▶ DIRECTIONS
Search for the word "name" in the entries. Each line that holds it should be copied.

[EXTRACTED ENTRIES Boundary: Start]

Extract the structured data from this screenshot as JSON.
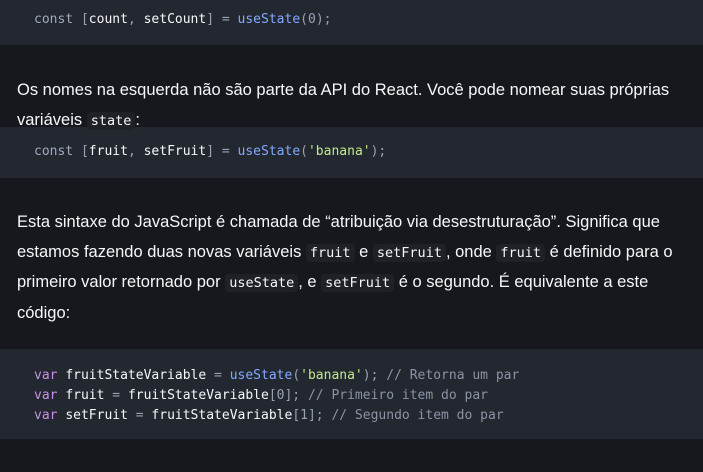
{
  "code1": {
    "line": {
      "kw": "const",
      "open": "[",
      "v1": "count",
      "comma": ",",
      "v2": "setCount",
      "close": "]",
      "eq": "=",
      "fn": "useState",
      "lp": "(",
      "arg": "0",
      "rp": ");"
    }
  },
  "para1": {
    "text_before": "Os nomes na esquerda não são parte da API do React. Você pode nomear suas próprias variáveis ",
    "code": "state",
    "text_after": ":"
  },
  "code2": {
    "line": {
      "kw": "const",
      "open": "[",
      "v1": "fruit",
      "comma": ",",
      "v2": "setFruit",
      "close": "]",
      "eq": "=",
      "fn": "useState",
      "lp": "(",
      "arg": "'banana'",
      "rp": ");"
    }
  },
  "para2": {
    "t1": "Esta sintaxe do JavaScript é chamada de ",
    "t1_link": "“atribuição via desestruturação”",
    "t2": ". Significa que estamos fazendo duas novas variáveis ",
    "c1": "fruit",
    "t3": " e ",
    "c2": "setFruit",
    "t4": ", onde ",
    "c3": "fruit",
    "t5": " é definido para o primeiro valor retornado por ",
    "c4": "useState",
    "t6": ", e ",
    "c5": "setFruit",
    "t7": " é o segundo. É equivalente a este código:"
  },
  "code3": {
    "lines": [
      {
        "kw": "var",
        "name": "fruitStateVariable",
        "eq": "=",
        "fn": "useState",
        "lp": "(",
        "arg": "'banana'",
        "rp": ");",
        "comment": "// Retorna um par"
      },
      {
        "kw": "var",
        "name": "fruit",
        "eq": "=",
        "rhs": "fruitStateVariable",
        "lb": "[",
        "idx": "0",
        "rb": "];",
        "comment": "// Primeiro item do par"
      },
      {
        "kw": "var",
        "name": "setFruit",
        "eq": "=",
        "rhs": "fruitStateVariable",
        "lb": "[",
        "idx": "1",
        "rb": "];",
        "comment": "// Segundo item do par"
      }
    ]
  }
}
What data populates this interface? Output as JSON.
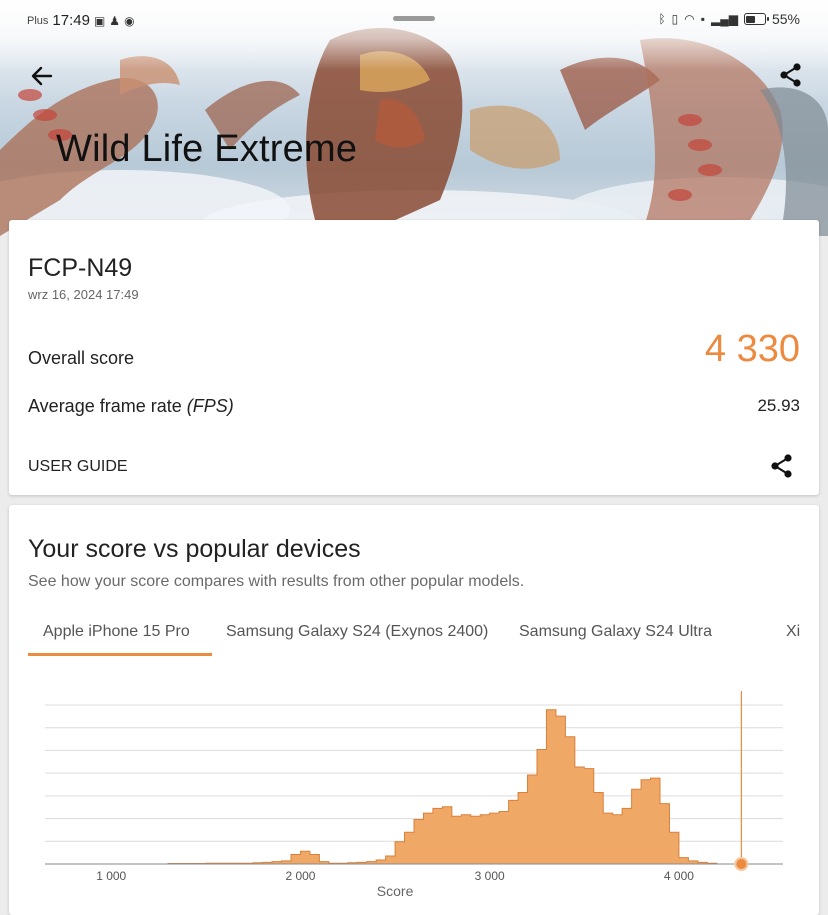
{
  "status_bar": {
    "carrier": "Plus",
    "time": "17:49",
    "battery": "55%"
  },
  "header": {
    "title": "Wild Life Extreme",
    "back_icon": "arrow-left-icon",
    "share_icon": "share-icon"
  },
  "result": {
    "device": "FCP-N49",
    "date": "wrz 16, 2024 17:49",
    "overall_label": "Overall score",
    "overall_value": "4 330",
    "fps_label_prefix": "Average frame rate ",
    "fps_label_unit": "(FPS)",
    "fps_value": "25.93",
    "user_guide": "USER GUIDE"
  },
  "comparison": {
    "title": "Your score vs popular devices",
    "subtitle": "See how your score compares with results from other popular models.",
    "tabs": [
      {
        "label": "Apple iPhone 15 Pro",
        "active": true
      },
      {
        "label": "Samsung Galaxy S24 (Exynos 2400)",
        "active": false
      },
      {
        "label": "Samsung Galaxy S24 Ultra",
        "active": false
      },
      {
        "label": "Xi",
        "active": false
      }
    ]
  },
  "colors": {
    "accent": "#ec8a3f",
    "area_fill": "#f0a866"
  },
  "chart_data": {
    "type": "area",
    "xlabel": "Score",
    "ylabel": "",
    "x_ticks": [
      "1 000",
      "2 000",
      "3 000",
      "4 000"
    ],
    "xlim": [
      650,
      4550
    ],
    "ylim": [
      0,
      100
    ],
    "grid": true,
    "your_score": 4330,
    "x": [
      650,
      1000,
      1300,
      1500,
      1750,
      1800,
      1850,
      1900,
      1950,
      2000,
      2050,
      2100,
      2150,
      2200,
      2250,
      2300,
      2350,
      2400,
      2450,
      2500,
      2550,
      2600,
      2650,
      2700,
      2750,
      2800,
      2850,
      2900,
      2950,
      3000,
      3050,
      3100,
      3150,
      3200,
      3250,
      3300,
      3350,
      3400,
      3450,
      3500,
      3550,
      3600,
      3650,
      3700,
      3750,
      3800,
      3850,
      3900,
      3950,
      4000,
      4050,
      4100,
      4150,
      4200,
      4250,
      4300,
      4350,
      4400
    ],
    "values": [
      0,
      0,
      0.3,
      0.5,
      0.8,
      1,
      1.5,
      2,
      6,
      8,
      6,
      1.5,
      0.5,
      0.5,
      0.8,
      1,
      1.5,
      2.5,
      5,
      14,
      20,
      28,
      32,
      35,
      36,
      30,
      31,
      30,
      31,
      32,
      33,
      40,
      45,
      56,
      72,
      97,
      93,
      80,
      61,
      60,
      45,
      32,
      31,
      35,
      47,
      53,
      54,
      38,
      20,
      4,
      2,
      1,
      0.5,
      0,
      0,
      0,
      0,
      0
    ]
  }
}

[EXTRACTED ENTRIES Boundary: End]

▶ OUTPUT OF THE TASK
        "name": "fruitStateVariable",
        "name": "fruit",
        "name": "setFruit",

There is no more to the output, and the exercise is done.